(film “One Man’s Hero”) El Batallón de San Patricio : One Man’s Hero…
…as the phrase goes, is another man’s traitor.
Such was the case of the fascinating true story told in the 1998 film One Man’s Hero (starring Tom Berenger, Daniela Romo, and Joaquim de Almeida, and directed by Lance Hool) which chronicles the plight of Irish Catholic immigrants who came to America to escape dire poverty, disease and starvation in Ireland resulting from The Great Famine (a result of a blight upon the potato crop they relied upon).
Thinking that the United States of America and its promise of a better life (citizenship for them and their families if young men entered the U.S. Army) was the answer, many young men joined up as a means to provide a better life for themselves and their families.
But the U.S. government cared less of its treatment to the Irish Catholics than setting its sights on building empire.

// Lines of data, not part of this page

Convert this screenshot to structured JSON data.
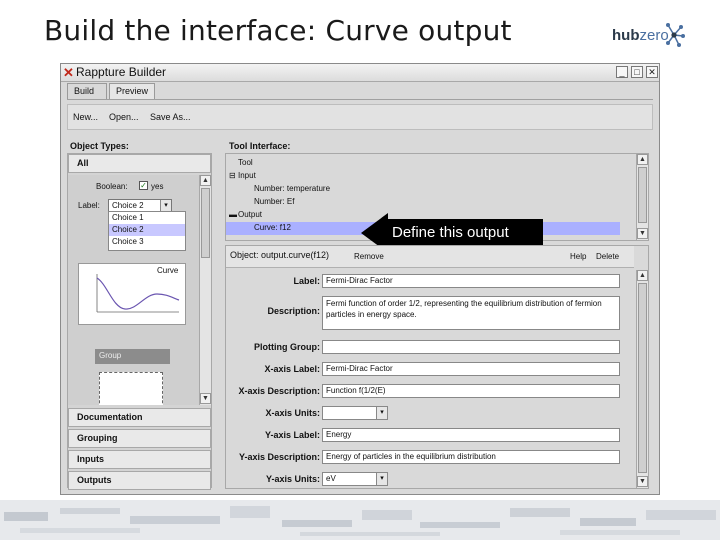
{
  "slide": {
    "title": "Build the interface:  Curve output"
  },
  "logo": {
    "prefix": "hub",
    "suffix": "zero",
    "icon": "hub-network-icon"
  },
  "window": {
    "title": "Rappture Builder",
    "close_glyph": "✕",
    "min_glyph": "_",
    "max_glyph": "□",
    "winclose_glyph": "✕"
  },
  "tabs": [
    "Build",
    "Preview"
  ],
  "toolbar": {
    "new": "New...",
    "open": "Open...",
    "save_as": "Save As..."
  },
  "left": {
    "heading": "Object Types:",
    "all_label": "All",
    "boolean_label": "Boolean:",
    "boolean_value": "yes",
    "choice_label": "Label:",
    "choice_value": "Choice 2",
    "choice_options": [
      "Choice 1",
      "Choice 2",
      "Choice 3"
    ],
    "curve_label": "Curve",
    "group_label": "Group",
    "sections": [
      "Documentation",
      "Grouping",
      "Inputs",
      "Outputs"
    ]
  },
  "tree": {
    "heading": "Tool Interface:",
    "rows": [
      {
        "label": "Tool",
        "indent": 0
      },
      {
        "label": "Input",
        "indent": 0
      },
      {
        "label": "Number: temperature",
        "indent": 1
      },
      {
        "label": "Number: Ef",
        "indent": 1
      },
      {
        "label": "Output",
        "indent": 0
      },
      {
        "label": "Curve: f12",
        "indent": 1
      }
    ]
  },
  "callout": {
    "text": "Define this output"
  },
  "object": {
    "title": "Object: output.curve(f12)",
    "remove": "Remove",
    "help": "Help",
    "delete": "Delete",
    "fields": {
      "label": {
        "name": "Label:",
        "value": "Fermi-Dirac Factor"
      },
      "description": {
        "name": "Description:",
        "value": "Fermi function of order 1/2, representing the equilibrium distribution of fermion particles in energy space."
      },
      "plotting_group": {
        "name": "Plotting Group:",
        "value": ""
      },
      "x_label": {
        "name": "X-axis Label:",
        "value": "Fermi-Dirac Factor"
      },
      "x_desc": {
        "name": "X-axis Description:",
        "value": "Function f(1/2(E)"
      },
      "x_units": {
        "name": "X-axis Units:",
        "value": ""
      },
      "y_label": {
        "name": "Y-axis Label:",
        "value": "Energy"
      },
      "y_desc": {
        "name": "Y-axis Description:",
        "value": "Energy of particles in the equilibrium distribution"
      },
      "y_units": {
        "name": "Y-axis Units:",
        "value": "eV"
      }
    }
  },
  "colors": {
    "tree_selection": "#aab0ff",
    "close_x": "#c0271a"
  }
}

Mexico had fought long and hard for its independence from Spain, and its citizens weren’t about to passively let the “Manifest Destiny” desire fueling the expansion of the United States in its acquisition of more and more land the Mexican government viewed as its own.
Seeing an opportunity to strike Mexico during a weak point (while Mexico was suffering from instability preoccupied in its own inner revolution, struggles and political turmoil), the U.S. took it – apparently not to just to (re)acquire or protect the land agreed to by a former treaty (unratified by Mexico) but to advance as far as possible westward (and as it turned out southward). In short, the United States government would take it as far as they could without regard to the Mexican government and people, and escalated hostilities by placing troops near the Rio Grande River which was viewed as a hostile/aggressive action against Mexican territory. The Neuces River had long been recognized as Mexico’s northern boundary prior to the independence of Texas.
The complexities of this war pertaining to Mexican sovereignty, Texan independence, its annexation, and Polk’s agenda require far greater in-depth research (which I recommend to you). Both Mexico and the United States claimed it was a war for defensive purposes. Numerous battles ensued, and this part of U.S. history is fascinating to research. There are volumes to be read on battles, economic factors, and the interactions and decisions made between and by both nations (including learning more of Santa Ana and Polk), as I share but a general broad overview here. There was opposition within the United States to the war against Mexico, with some calling it “Polk’s War,” viewing it as a war of aggression in an invasion of Mexico rather than a defense of Texas.
The St. Patrick Battalion
My focus here is on El Batallón de San Patricio, The St. Patrick Battalion, consisting primarily of Irish Catholic immigrants to the United States who deserted the U.S. Army and who joined the Mexican Army to fight the United States in the Mexican-American War (1846-1848). They fought bravely and gallantly in several major battles.
The Irish Catholics were persecuted within the U.S. Army due to discrimination (prevalent against immigrants at the time, especially those who were Catholic). The Mexicans shared two essential qualities with the Irish: Catholicism, and a desire for freedom.
The film, One Man’s Hero, tells the story of St. Patrick’s Battalion and their leader John Riley.
It’s an interesting film and story…with numerous quotations made throughout the film regarding the spirit of man and his yearning to be free which are reminiscent of every such battle now taking place in our world. The film’s telling of the story makes for a most interesting historical drama. I think that anyone who values liberty will find this film enjoyable and appreciate it on a number of levels. I shall refrain from sharing the outcome of the San Patricios’ mission, since if you’re not familiar with the story, the film will adequately illustrate how the U.S. government dealt with the “problem.”
The San Patricios are honored as heroes each month in Mexico (here’s an online photo with some details of the St. Patrick Battalion Memorial plaque in Mexico), as well as special commemorative ceremonies on September 12 and on St. Patrick’s Day.
I recommend the film One Man’s Hero (its Amazon page), as well recommend Americans delve deeper regarding this part of our history which has been so long neglected.